What the task requires
Please retype the data in full and exactly; the pictures are not part of the copy.
..........
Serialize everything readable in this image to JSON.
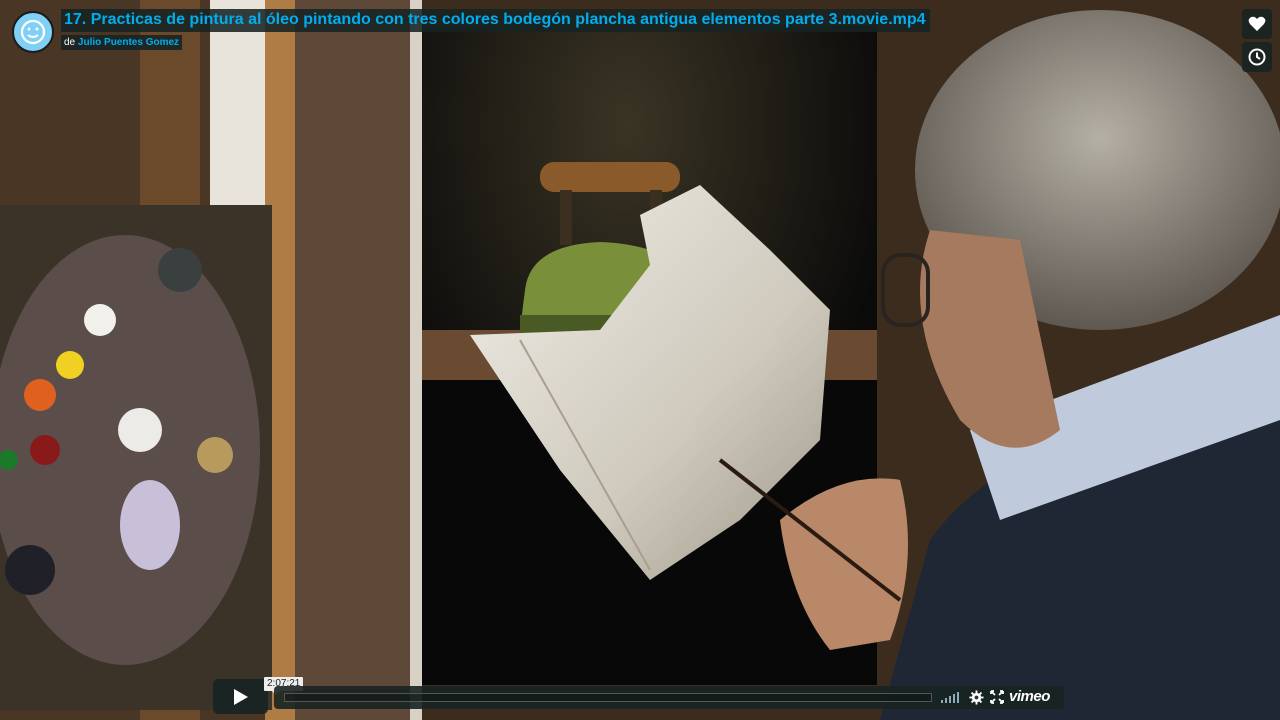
{
  "video": {
    "title": "17. Practicas de pintura al óleo pintando con tres colores bodegón plancha antigua elementos parte 3.movie.mp4",
    "byline_prefix": "de",
    "author": "Julio Puentes Gomez"
  },
  "player": {
    "time_display": "2:07:21",
    "progress": 0,
    "brand": "vimeo",
    "accent_color": "#00adef"
  },
  "icons": {
    "like": "heart-icon",
    "watch_later": "clock-icon",
    "play": "play-icon",
    "volume": "volume-icon",
    "settings": "gear-icon",
    "fullscreen": "fullscreen-icon"
  }
}
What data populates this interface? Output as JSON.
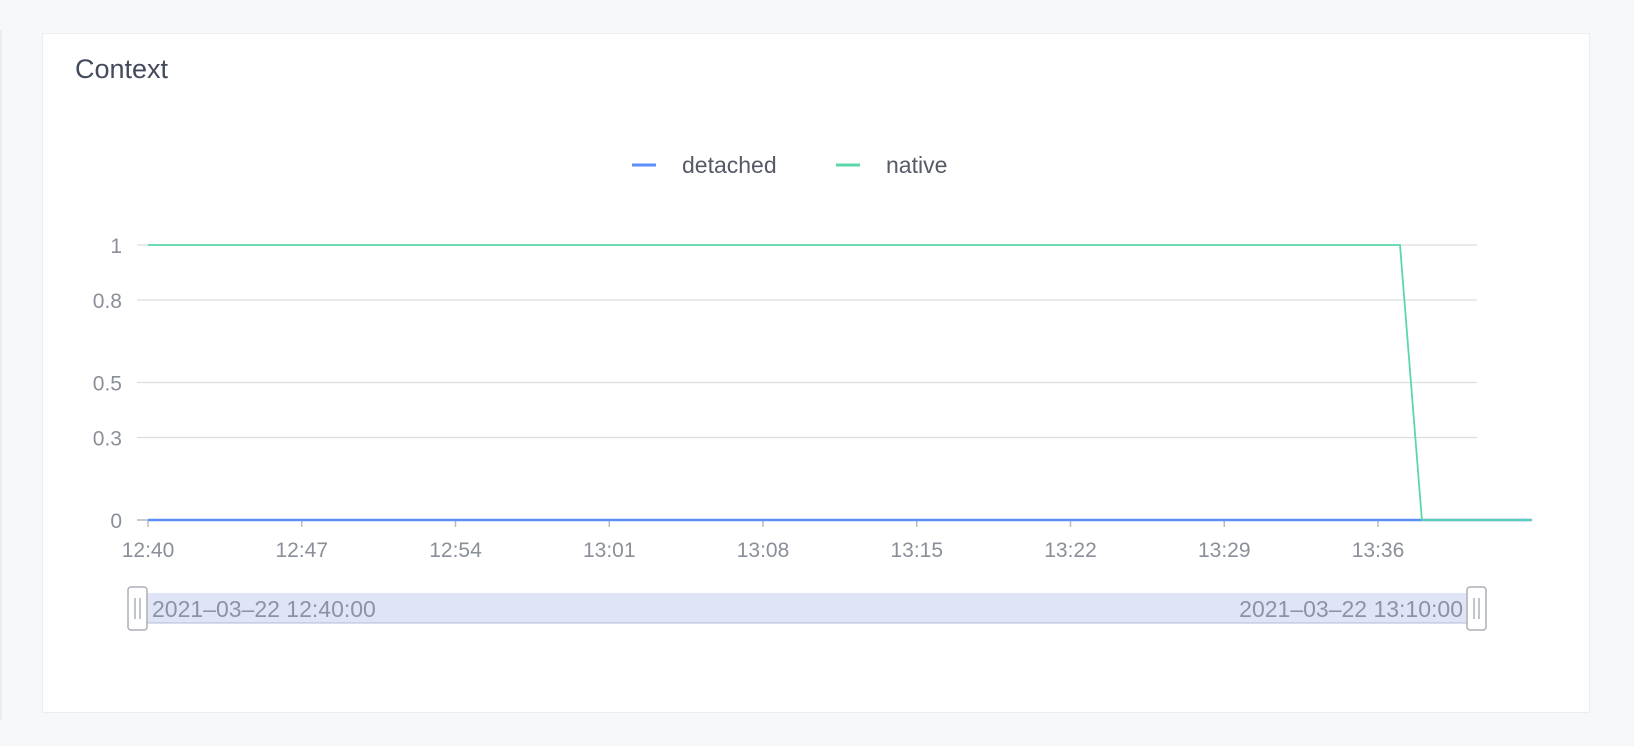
{
  "panel": {
    "title": "Context"
  },
  "chart_data": {
    "type": "line",
    "title": "",
    "xlabel": "",
    "ylabel": "",
    "x_ticks": [
      "12:40",
      "12:47",
      "12:54",
      "13:01",
      "13:08",
      "13:15",
      "13:22",
      "13:29",
      "13:36"
    ],
    "x_range": [
      "12:40",
      "13:43"
    ],
    "y_ticks": [
      0,
      0.3,
      0.5,
      0.8,
      1
    ],
    "y_tick_labels": [
      "0",
      "0.3",
      "0.5",
      "0.8",
      "1"
    ],
    "ylim": [
      0,
      1
    ],
    "grid": true,
    "legend": "top-center",
    "series": [
      {
        "name": "detached",
        "color": "#5b8ff9",
        "points": [
          [
            "12:40",
            0
          ],
          [
            "13:43",
            0
          ]
        ]
      },
      {
        "name": "native",
        "color": "#5ad8a6",
        "points": [
          [
            "12:40",
            1
          ],
          [
            "13:37",
            1
          ],
          [
            "13:38",
            0
          ],
          [
            "13:43",
            0
          ]
        ]
      }
    ]
  },
  "zoom_slider": {
    "start_label": "2021–03–22 12:40:00",
    "end_label": "2021–03–22 13:10:00",
    "range_fill": "#dfe5f7",
    "handle_icon": "grip-handle-icon"
  }
}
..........
Completed task
Serialize everything readable in this image to JSON.
{
  "video": {
    "title": "17. Practicas de pintura al óleo pintando con tres colores bodegón plancha antigua elementos parte 3.movie.mp4",
    "byline_prefix": "de",
    "author": "Julio Puentes Gomez"
  },
  "player": {
    "time_display": "2:07:21",
    "progress": 0,
    "brand": "vimeo",
    "accent_color": "#00adef"
  },
  "icons": {
    "like": "heart-icon",
    "watch_later": "clock-icon",
    "play": "play-icon",
    "volume": "volume-icon",
    "settings": "gear-icon",
    "fullscreen": "fullscreen-icon"
  }
}
What data populates this interface? Output as JSON.
{
  "panel": {
    "title": "Context"
  },
  "chart_data": {
    "type": "line",
    "title": "",
    "xlabel": "",
    "ylabel": "",
    "x_ticks": [
      "12:40",
      "12:47",
      "12:54",
      "13:01",
      "13:08",
      "13:15",
      "13:22",
      "13:29",
      "13:36"
    ],
    "x_range": [
      "12:40",
      "13:43"
    ],
    "y_ticks": [
      0,
      0.3,
      0.5,
      0.8,
      1
    ],
    "y_tick_labels": [
      "0",
      "0.3",
      "0.5",
      "0.8",
      "1"
    ],
    "ylim": [
      0,
      1
    ],
    "grid": true,
    "legend": "top-center",
    "series": [
      {
        "name": "detached",
        "color": "#5b8ff9",
        "points": [
          [
            "12:40",
            0
          ],
          [
            "13:43",
            0
          ]
        ]
      },
      {
        "name": "native",
        "color": "#5ad8a6",
        "points": [
          [
            "12:40",
            1
          ],
          [
            "13:37",
            1
          ],
          [
            "13:38",
            0
          ],
          [
            "13:43",
            0
          ]
        ]
      }
    ]
  },
  "zoom_slider": {
    "start_label": "2021–03–22 12:40:00",
    "end_label": "2021–03–22 13:10:00",
    "range_fill": "#dfe5f7",
    "handle_icon": "grip-handle-icon"
  }
}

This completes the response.